- Task data -
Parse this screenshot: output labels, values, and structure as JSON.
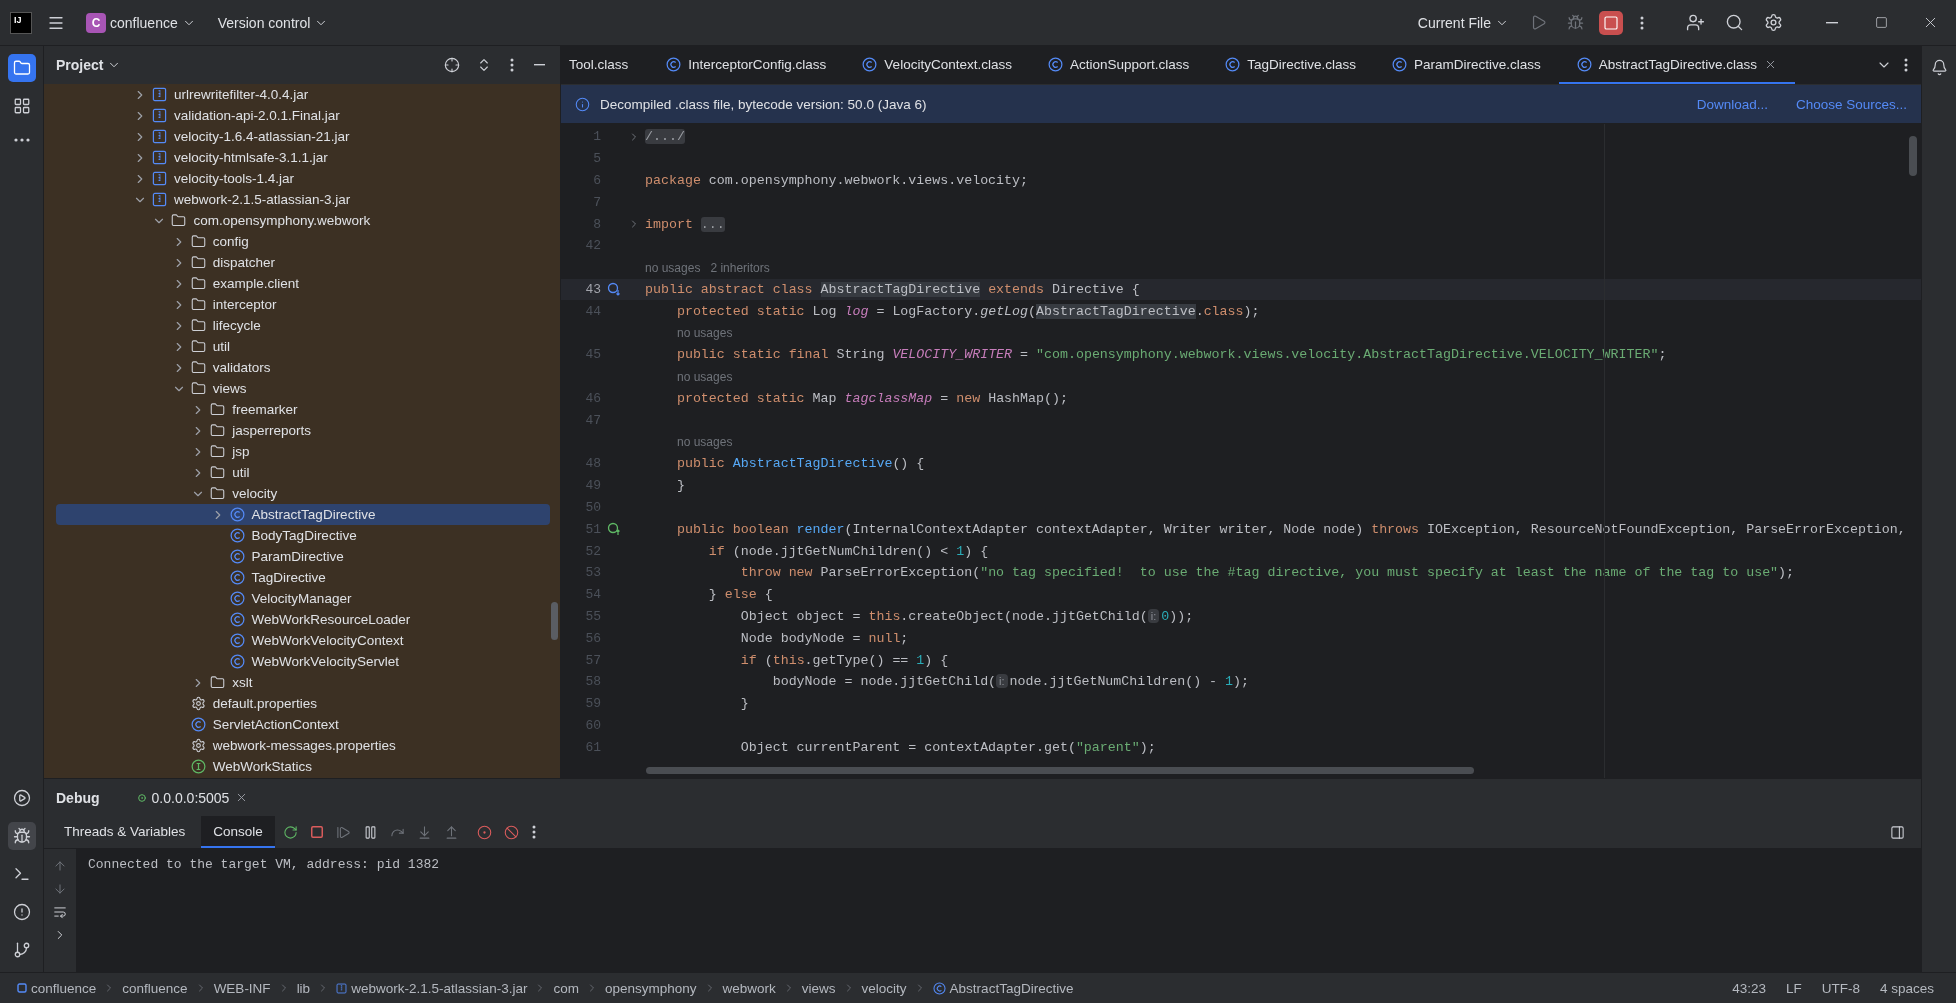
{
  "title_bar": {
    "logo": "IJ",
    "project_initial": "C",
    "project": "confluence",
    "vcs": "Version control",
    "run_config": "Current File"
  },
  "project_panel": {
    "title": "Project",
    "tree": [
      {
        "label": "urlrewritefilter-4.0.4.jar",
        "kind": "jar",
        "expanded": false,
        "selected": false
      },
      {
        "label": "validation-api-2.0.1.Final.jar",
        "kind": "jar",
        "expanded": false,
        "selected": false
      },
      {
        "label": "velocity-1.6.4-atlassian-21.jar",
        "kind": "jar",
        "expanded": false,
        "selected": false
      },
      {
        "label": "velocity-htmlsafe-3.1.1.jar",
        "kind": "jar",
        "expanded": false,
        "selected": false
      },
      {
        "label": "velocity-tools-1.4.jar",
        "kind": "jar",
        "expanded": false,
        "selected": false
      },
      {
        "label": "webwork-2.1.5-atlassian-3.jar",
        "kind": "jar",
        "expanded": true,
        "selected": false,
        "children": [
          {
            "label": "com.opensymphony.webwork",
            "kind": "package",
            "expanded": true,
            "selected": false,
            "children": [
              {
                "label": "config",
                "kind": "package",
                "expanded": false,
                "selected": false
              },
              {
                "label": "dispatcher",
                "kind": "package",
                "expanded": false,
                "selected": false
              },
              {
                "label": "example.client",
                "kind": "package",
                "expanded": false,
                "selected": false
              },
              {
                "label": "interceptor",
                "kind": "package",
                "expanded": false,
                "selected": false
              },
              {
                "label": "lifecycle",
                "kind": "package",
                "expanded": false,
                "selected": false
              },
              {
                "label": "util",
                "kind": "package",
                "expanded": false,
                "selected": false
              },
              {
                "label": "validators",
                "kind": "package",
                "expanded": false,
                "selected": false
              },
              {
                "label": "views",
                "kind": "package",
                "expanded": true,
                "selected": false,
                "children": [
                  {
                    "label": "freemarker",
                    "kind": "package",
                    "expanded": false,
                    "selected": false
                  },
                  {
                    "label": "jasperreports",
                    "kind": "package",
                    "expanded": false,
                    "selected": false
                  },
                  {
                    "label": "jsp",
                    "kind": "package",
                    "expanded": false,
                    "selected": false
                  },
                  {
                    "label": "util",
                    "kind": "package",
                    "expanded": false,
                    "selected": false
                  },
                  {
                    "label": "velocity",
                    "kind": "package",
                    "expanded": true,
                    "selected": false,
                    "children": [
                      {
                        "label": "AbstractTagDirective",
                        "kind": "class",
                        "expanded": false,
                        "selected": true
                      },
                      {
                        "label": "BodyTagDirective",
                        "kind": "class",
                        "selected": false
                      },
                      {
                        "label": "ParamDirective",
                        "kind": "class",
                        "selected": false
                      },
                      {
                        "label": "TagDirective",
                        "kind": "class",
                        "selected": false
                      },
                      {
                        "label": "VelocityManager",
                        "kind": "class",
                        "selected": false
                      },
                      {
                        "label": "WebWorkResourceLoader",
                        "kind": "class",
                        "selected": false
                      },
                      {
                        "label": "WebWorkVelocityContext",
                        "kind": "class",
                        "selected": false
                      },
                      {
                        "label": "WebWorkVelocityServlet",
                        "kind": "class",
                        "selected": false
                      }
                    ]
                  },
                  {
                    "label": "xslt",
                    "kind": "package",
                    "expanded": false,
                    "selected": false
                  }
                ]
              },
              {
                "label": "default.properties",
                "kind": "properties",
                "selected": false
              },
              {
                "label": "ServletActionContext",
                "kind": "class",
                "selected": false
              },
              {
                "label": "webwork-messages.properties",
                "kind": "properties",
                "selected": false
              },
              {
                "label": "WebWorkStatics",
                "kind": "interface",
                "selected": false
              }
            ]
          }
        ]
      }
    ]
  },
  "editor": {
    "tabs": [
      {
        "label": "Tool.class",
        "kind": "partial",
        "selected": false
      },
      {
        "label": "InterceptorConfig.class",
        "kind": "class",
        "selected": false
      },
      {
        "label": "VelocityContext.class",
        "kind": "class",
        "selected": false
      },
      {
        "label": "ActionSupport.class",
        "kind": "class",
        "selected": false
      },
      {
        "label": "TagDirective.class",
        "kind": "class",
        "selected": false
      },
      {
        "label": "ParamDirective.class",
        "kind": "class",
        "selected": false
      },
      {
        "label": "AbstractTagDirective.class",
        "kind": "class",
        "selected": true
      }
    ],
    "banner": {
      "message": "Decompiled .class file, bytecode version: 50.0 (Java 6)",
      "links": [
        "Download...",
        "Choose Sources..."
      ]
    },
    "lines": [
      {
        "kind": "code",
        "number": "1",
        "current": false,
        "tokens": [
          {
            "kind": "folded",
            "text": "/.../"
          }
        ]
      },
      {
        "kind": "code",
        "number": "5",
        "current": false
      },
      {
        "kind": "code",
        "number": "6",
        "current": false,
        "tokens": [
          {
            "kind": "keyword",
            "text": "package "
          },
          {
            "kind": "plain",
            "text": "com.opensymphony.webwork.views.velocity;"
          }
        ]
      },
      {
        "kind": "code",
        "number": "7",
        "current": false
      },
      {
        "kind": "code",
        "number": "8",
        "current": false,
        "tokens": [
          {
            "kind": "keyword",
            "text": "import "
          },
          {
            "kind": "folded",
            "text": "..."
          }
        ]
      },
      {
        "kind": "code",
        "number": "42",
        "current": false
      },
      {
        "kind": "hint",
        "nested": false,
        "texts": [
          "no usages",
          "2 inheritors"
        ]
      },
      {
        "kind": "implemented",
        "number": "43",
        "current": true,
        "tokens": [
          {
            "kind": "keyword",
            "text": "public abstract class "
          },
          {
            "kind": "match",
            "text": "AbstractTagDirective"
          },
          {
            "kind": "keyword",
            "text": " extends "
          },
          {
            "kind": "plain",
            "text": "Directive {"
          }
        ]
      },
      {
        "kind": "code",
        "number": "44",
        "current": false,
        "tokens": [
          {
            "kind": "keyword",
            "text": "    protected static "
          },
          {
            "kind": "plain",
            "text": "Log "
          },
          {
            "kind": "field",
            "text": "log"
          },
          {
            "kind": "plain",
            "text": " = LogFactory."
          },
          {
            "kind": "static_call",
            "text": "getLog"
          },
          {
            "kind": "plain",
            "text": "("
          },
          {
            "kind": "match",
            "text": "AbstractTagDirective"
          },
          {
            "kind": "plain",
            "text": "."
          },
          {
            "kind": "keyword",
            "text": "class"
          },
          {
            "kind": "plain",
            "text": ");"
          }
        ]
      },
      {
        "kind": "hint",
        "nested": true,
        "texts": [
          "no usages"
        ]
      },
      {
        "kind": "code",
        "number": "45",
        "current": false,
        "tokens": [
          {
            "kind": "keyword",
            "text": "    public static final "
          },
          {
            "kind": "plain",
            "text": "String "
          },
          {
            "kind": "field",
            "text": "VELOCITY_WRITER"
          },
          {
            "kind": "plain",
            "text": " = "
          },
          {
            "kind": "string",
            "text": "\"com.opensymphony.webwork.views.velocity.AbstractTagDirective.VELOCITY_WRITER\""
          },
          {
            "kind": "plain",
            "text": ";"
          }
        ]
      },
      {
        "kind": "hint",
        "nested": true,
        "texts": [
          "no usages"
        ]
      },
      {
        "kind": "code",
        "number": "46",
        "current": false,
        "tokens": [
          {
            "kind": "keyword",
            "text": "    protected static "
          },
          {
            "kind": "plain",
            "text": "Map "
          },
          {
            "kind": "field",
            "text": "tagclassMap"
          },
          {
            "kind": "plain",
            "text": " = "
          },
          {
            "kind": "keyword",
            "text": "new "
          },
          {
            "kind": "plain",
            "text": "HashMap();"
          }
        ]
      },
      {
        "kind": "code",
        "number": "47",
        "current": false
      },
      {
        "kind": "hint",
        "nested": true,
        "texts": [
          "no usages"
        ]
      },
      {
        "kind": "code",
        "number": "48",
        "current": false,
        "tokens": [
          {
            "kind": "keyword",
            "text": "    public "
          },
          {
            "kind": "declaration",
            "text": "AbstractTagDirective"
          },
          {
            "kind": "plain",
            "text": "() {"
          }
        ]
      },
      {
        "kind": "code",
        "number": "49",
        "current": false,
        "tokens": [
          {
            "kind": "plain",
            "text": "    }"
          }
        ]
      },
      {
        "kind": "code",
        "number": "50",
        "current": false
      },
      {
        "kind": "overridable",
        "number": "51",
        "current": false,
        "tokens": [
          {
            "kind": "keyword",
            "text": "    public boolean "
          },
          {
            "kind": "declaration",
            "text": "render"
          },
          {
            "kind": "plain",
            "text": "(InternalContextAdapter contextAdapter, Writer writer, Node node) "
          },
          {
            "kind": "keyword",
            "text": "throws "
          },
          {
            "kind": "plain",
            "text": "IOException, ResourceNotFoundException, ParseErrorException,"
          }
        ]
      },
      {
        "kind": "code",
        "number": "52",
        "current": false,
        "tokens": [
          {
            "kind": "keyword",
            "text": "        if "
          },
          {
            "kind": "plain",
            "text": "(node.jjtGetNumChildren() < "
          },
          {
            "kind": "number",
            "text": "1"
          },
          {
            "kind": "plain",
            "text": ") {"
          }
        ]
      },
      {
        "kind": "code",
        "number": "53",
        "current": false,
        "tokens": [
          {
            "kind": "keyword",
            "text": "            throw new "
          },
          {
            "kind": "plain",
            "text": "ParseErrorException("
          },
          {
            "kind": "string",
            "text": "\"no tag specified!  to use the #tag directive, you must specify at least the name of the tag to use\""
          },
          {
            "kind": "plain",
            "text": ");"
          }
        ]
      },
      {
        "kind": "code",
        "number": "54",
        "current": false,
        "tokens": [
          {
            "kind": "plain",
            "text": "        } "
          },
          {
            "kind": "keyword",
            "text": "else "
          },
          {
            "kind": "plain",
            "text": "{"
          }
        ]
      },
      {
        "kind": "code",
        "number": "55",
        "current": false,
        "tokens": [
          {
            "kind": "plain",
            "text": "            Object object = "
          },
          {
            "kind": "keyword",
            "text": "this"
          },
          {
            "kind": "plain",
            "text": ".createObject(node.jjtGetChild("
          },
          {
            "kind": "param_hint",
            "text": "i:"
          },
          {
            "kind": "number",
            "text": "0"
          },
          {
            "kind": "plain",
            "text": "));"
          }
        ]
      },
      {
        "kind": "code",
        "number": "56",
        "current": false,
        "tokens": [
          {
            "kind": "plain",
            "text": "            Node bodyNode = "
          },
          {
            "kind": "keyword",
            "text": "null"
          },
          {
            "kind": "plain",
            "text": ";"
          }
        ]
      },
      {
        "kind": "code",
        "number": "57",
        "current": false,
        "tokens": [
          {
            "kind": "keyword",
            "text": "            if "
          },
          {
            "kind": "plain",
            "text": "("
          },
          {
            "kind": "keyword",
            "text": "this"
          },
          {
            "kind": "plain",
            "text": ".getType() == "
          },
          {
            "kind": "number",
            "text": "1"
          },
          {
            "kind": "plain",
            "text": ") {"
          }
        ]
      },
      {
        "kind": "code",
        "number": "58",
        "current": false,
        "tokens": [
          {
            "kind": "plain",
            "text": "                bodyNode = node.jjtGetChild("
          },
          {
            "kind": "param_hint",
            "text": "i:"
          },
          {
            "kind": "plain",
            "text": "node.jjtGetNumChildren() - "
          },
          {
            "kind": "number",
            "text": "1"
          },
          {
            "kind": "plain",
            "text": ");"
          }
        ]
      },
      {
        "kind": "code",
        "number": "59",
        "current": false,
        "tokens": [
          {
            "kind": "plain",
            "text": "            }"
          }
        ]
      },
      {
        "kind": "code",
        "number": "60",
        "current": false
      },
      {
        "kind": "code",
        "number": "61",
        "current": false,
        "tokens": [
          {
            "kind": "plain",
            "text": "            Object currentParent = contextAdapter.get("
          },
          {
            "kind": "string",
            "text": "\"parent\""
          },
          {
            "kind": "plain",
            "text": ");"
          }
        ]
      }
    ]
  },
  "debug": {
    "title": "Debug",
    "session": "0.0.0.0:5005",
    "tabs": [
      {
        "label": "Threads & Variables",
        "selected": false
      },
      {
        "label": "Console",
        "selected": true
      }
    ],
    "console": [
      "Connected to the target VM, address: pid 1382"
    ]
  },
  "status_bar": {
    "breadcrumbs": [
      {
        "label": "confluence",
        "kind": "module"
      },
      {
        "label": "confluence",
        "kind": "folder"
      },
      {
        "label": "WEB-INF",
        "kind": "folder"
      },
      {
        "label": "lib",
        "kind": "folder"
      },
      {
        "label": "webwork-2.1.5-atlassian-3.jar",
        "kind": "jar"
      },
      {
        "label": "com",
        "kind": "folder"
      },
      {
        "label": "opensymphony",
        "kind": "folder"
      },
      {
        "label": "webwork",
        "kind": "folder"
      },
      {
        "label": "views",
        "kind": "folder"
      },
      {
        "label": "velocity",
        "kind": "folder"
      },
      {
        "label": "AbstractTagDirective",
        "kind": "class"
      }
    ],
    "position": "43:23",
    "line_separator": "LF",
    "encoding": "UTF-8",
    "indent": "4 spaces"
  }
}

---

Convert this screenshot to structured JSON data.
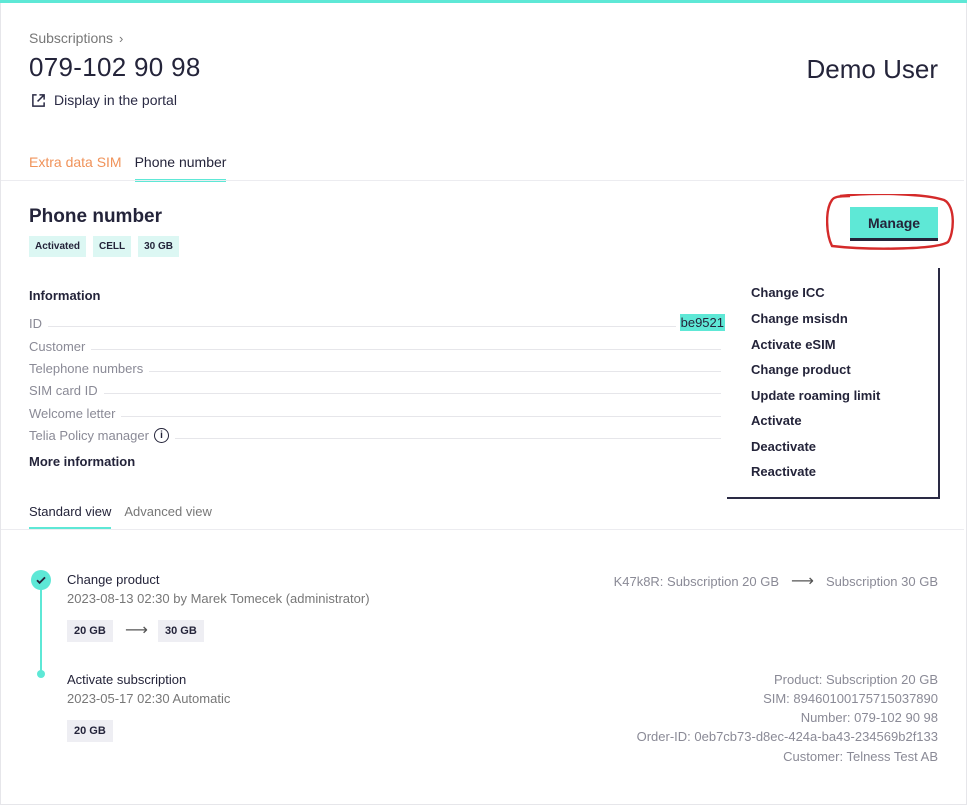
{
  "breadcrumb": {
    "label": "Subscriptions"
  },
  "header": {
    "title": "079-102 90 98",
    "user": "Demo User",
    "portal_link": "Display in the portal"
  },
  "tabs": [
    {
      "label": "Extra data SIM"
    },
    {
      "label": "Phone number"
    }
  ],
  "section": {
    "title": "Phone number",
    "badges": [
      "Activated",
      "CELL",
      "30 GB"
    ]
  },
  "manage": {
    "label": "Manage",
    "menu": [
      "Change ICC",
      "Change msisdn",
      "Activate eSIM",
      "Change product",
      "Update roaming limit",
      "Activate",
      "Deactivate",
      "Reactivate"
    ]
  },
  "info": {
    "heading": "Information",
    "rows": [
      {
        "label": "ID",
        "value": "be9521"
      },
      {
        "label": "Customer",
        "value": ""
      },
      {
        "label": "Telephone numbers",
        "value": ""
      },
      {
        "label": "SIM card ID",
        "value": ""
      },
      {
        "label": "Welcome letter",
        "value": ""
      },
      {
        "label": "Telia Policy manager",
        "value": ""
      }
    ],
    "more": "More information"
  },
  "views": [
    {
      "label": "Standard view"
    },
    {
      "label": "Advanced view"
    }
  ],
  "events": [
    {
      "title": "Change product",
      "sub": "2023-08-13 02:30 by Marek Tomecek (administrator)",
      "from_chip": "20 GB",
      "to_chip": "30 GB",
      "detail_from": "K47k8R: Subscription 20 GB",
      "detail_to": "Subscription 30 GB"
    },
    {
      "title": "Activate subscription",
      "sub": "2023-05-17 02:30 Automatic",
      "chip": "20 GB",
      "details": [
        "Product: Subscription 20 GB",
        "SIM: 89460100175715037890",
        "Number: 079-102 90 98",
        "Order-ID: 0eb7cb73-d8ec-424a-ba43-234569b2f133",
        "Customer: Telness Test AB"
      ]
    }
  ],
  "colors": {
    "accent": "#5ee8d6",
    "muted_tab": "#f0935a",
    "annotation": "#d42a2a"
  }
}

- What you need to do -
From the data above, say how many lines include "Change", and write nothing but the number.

- Solved problem -
4